“The market is on the side that inflation is transient,” said Harry Mamaysky, a professor at Columbia Business School. “If it doesn’t and the Fed has to raise interest rates to bring inflation under control, then things could get worse in terms of markets and economic growth.”
And that’s what the Fed announced it would do in 2022.
When interest rates rise, borrowing becomes more expensive for consumers and businesses. This can hurt corporate profit margins and make stocks less attractive to investors, while undermining consumer demand, as people have less money to spend if their mortgage payments and other loans go up. Over time, this tends to deflate the stock market and reduce demand, which brings inflation back under control.
“I expect 2022 to be a bumpier race because returns won’t be as easy as 2021 or most of 2020,” said Greg McBride, analyst at Bankrate, a personal finance firm. “Even if the economy continues to grow, there will be concerns about valuations as the Fed tightens policy, which will lead to increased volatility.”
Higher interest rates could also dampen investor enthusiasm for stocks, as bonds would pay higher returns than they have in recent years. In fact, LPL Financial predicts that the yield on the 10-year Treasury bill, one of the most closely watched government bonds, will rise between 1.75% and 2% by the end of 2022.
What is inflation? Inflation is a loss of purchasing power over time, which means your dollar won’t go as far tomorrow as it has today. It is generally expressed as the annual change in the prices of common goods and services such as food, furniture, clothing, transportation costs, and toys.
Mr McBride said the values of many stocks were supported by extremely low Treasury bond yields, particularly the 10-year yield, which held steady at around 1.5%.
“If that return goes up, investors will reassess how much they’re willing to pay per dollar of profit for the stocks,” he said. Even if corporate profits – which were strong in 2021 – continue to grow in 2022, he added, they are unlikely to increase “at a rate that continues to justify the current price of the shares.”
Nonetheless, what ultimately happens to the stock market in 2022 will depend on whether the Fed’s plans to reduce inflation by gently tightening monetary policy as planned.

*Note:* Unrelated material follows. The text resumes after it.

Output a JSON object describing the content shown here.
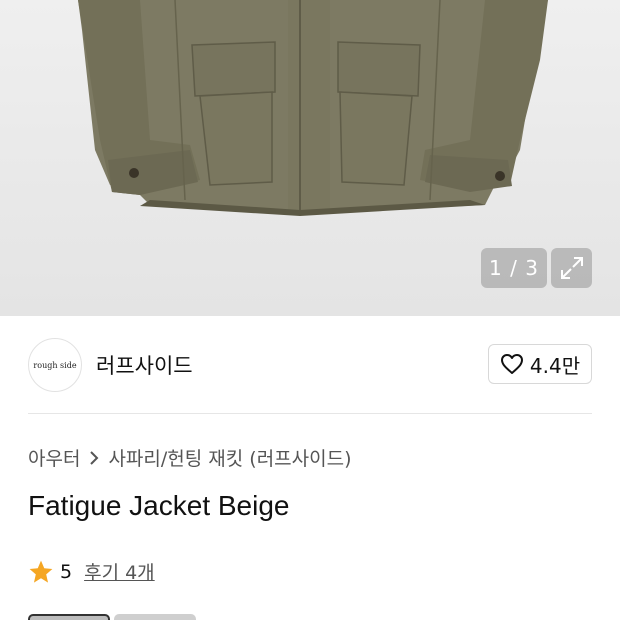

In addition to an expected rate hike, the Fed is ending a pandemic program that was supposed to provide a safety net for the market. In the spring of 2020, the Fed began buying bonds to inject additional liquidity into the financial system and help companies stay afloat during sharp downturns in business. The Fed announced in December that it would step up the pace of withdrawal of this aid, which is expected to end in March.
“The nightmarish scenario is this: The Fed is tightening up and it isn’t helping,” said Aaron Brown, a former risk manager at AQR Capital Management who now manages his own money and teaches math at the Courant Institute of Mathematical. New York University Sciences. Mr Brown said if the Fed couldn’t orchestrate a “soft landing” for the economy, things could start to turn bad – quickly.
And then, he said, maybe the Fed will have to take “very aggressive measures like a 15% rate hike, or wage and price controls, as we tried in the 1970s. “.
In equal measure, the Fed’s moves, even if moderate, could also cause a sell-off of stocks, corporate bonds and other riskier assets, if investors panic when they realize that the free money that drove their risk taking to ever the greatest extremes over the past few years is definitely disappearing.
Sal Arnuk, partner and co-founder of Themis Trading, said he expected 2022 to start with something like “a hiccup”.
“China and Taiwan, Russia and Ukraine – if something happens there or if the Fed surprises everyone with the speed of the cut, there are going to be sales,” Arnuk said. “It might even start in Bitcoin, but then people are going to start selling their Apple, their Google.”